(Records from a collection)
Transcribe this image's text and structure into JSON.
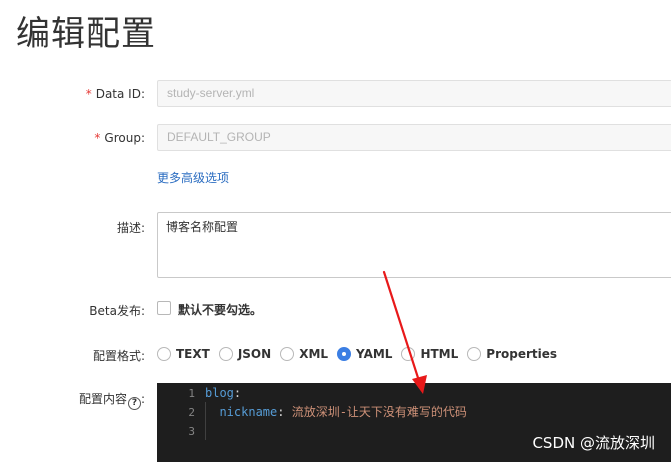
{
  "page": {
    "title": "编辑配置"
  },
  "form": {
    "data_id": {
      "label": "Data ID:",
      "value": "study-server.yml",
      "required_mark": "*"
    },
    "group": {
      "label": "Group:",
      "value": "DEFAULT_GROUP",
      "required_mark": "*"
    },
    "advanced_link": "更多高级选项",
    "description": {
      "label": "描述:",
      "value": "博客名称配置"
    },
    "beta": {
      "label": "Beta发布:",
      "checkbox_label": "默认不要勾选。",
      "checked": false
    },
    "format": {
      "label": "配置格式:",
      "options": [
        "TEXT",
        "JSON",
        "XML",
        "YAML",
        "HTML",
        "Properties"
      ],
      "selected": "YAML"
    },
    "content": {
      "label": "配置内容",
      "help_glyph": "?",
      "colon": ":",
      "lines": [
        {
          "num": "1",
          "key": "blog",
          "sep": ":",
          "value": ""
        },
        {
          "num": "2",
          "indent": "  ",
          "key": "nickname",
          "sep": ": ",
          "value": "流放深圳-让天下没有难写的代码"
        },
        {
          "num": "3",
          "key": "",
          "sep": "",
          "value": ""
        }
      ]
    }
  },
  "watermark": "CSDN @流放深圳",
  "colors": {
    "required": "#e53935",
    "link": "#2b6dc1",
    "radio_selected": "#3b7ee3",
    "editor_bg": "#1e1e1e",
    "yaml_key": "#569cd6",
    "yaml_value": "#ce9178",
    "annotation_arrow": "#e8191a"
  }
}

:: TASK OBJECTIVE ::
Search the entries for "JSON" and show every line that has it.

:: REPLY TO THE EXERCISE ::
Transcribe this image's text and structure into JSON.
        "JSON",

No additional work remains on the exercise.